Ivory used to be a popular material for numerous religious, art and every-day objects because of its aesthetic looks and convenient workability. In 1989 a trading ban was introduced for ethical reasons. In order to still restore artefacts made of ivory many natural and synthetic substitute materials were used. These materials are usually only available in bulk and, therefore, need to be carved into shape. To recreate sometimes very complex and delicate artefacts, it is, therefore, reasonable to develop a resource-friendly substitute that can be processed by additive manufacturing.

An adequate substitute material should represent the aesthetic characteristics of ivory by means of color, translucency and haptics.
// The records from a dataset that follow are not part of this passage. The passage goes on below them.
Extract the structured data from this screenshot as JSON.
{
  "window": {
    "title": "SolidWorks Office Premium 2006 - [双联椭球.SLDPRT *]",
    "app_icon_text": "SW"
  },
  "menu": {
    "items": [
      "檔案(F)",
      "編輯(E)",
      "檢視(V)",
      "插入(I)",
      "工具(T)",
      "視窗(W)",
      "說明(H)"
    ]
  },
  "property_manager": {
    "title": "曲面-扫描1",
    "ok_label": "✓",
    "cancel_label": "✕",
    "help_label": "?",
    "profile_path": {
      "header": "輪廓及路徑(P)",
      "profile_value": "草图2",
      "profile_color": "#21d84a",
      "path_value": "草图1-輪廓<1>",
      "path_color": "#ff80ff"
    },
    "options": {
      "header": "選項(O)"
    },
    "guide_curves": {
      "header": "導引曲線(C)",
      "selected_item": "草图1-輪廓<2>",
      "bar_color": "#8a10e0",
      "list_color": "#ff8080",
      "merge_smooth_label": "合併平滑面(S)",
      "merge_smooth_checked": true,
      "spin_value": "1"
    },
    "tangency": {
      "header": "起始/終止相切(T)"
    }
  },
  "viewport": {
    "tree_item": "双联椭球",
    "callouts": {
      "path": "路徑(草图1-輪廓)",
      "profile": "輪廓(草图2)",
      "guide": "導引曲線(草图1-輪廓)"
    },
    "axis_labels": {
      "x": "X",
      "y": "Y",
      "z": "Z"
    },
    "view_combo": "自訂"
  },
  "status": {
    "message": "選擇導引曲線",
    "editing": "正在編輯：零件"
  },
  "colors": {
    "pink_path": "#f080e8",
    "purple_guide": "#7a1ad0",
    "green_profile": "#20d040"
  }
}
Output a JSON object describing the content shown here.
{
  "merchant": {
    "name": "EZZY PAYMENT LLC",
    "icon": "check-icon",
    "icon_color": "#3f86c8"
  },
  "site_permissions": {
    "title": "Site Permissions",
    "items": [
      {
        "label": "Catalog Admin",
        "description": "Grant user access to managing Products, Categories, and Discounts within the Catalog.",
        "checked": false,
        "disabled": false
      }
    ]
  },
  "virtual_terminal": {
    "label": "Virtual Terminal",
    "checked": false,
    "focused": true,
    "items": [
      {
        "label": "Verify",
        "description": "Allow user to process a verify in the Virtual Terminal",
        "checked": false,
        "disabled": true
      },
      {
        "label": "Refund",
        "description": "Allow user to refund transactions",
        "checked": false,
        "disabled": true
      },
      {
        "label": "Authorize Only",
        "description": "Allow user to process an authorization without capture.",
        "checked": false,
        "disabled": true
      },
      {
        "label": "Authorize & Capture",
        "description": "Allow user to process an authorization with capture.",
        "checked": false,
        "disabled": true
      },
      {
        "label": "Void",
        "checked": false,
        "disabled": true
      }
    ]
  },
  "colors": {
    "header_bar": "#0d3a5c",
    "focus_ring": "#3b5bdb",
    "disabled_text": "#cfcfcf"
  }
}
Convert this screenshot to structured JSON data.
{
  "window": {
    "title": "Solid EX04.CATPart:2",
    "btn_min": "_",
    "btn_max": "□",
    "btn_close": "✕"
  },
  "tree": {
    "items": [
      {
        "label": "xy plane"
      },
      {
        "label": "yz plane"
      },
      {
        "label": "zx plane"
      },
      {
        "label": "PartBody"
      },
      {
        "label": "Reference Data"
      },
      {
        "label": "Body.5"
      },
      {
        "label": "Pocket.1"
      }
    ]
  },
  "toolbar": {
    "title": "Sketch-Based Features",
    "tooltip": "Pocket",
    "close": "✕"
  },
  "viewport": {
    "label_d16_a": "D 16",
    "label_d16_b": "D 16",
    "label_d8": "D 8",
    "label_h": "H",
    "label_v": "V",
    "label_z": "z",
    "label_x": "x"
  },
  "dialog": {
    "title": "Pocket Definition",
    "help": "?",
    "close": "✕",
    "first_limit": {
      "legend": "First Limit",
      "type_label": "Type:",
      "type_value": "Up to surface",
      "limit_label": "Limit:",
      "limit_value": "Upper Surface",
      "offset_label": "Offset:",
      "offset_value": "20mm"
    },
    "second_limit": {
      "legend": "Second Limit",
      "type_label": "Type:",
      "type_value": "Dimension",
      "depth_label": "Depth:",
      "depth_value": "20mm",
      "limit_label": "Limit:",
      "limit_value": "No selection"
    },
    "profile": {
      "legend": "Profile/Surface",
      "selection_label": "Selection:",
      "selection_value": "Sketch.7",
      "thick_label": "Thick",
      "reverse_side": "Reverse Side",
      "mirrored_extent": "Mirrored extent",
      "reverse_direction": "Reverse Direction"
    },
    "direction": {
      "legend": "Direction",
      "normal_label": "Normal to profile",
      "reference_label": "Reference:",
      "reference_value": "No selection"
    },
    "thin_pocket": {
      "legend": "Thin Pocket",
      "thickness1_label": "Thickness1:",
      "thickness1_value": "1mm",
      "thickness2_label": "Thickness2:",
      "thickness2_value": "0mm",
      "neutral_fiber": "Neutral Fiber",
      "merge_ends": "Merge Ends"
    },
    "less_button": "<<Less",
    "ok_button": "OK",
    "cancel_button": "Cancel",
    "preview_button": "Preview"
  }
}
This also includes the appearance of the so-called Schreger lines, which is a characteristic pattern visible at the cross-section of an elephant or mammoth tusk and particularly difficult to reproduce. In collaboration with Cubicure GmbH, The Department of Art and Preservation of Historical Monuments of the Archdiocese of Vienna and the professional restorer Addison KG a photosensitive material was developed that shows similar translucency and density as ivory. The color is adjustable to the original shade of ivory, which is to be replaced. There is also a promising solution for recreating the Schreger lines in progress. This new 3D-printable ivory-like material shows, therefore, great potential to replace ivory for restoring and decorative purposes.

 

Contact: Prof. J. Stampfl

Funding: FFG